## Exercise description
Without including any images, output the listing below exactly.

====== The input

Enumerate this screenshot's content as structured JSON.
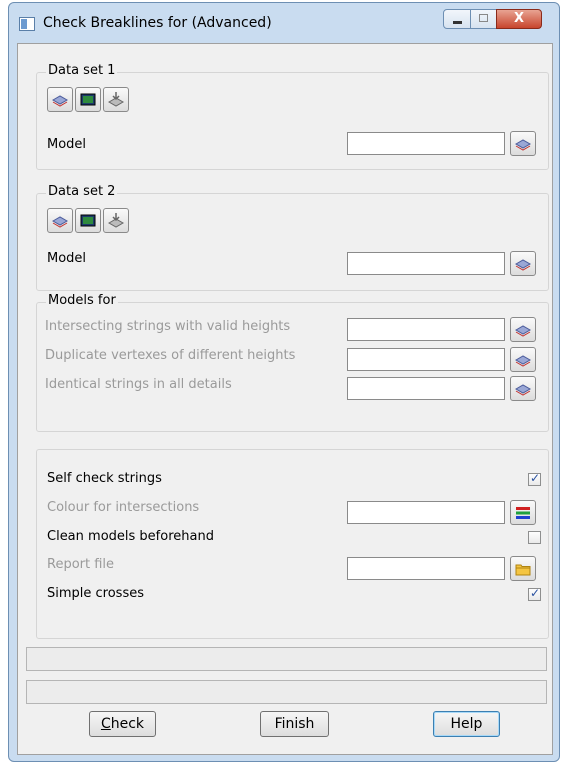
{
  "window": {
    "title": "Check Breaklines for (Advanced)",
    "close_glyph": "X"
  },
  "dataset1": {
    "title": "Data set 1",
    "model_label": "Model",
    "model_value": "",
    "toolbar_icons": [
      "layers-icon",
      "screen-icon",
      "layers-add-icon"
    ]
  },
  "dataset2": {
    "title": "Data set 2",
    "model_label": "Model",
    "model_value": "",
    "toolbar_icons": [
      "layers-icon",
      "screen-icon",
      "layers-add-icon"
    ]
  },
  "models_for": {
    "title": "Models for",
    "rows": [
      {
        "label": "Intersecting strings with valid heights",
        "value": ""
      },
      {
        "label": "Duplicate vertexes of different heights",
        "value": ""
      },
      {
        "label": "Identical strings in all details",
        "value": ""
      }
    ]
  },
  "options": {
    "self_check_label": "Self check strings",
    "self_check_checked": true,
    "colour_label": "Colour for intersections",
    "colour_value": "",
    "clean_models_label": "Clean models beforehand",
    "clean_models_checked": false,
    "report_file_label": "Report file",
    "report_file_value": "",
    "simple_crosses_label": "Simple crosses",
    "simple_crosses_checked": true,
    "check_mark": "✓"
  },
  "status": {
    "line1": "",
    "line2": ""
  },
  "buttons": {
    "check_mnemonic": "C",
    "check_rest": "heck",
    "finish": "Finish",
    "help": "Help"
  }
}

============

## Solution to this exercise
Enumerate this screenshot's content as structured JSON.
{
  "window": {
    "title": "Check Breaklines for (Advanced)",
    "close_glyph": "X"
  },
  "dataset1": {
    "title": "Data set 1",
    "model_label": "Model",
    "model_value": "",
    "toolbar_icons": [
      "layers-icon",
      "screen-icon",
      "layers-add-icon"
    ]
  },
  "dataset2": {
    "title": "Data set 2",
    "model_label": "Model",
    "model_value": "",
    "toolbar_icons": [
      "layers-icon",
      "screen-icon",
      "layers-add-icon"
    ]
  },
  "models_for": {
    "title": "Models for",
    "rows": [
      {
        "label": "Intersecting strings with valid heights",
        "value": ""
      },
      {
        "label": "Duplicate vertexes of different heights",
        "value": ""
      },
      {
        "label": "Identical strings in all details",
        "value": ""
      }
    ]
  },
  "options": {
    "self_check_label": "Self check strings",
    "self_check_checked": true,
    "colour_label": "Colour for intersections",
    "colour_value": "",
    "clean_models_label": "Clean models beforehand",
    "clean_models_checked": false,
    "report_file_label": "Report file",
    "report_file_value": "",
    "simple_crosses_label": "Simple crosses",
    "simple_crosses_checked": true,
    "check_mark": "✓"
  },
  "status": {
    "line1": "",
    "line2": ""
  },
  "buttons": {
    "check_mnemonic": "C",
    "check_rest": "heck",
    "finish": "Finish",
    "help": "Help"
  }
}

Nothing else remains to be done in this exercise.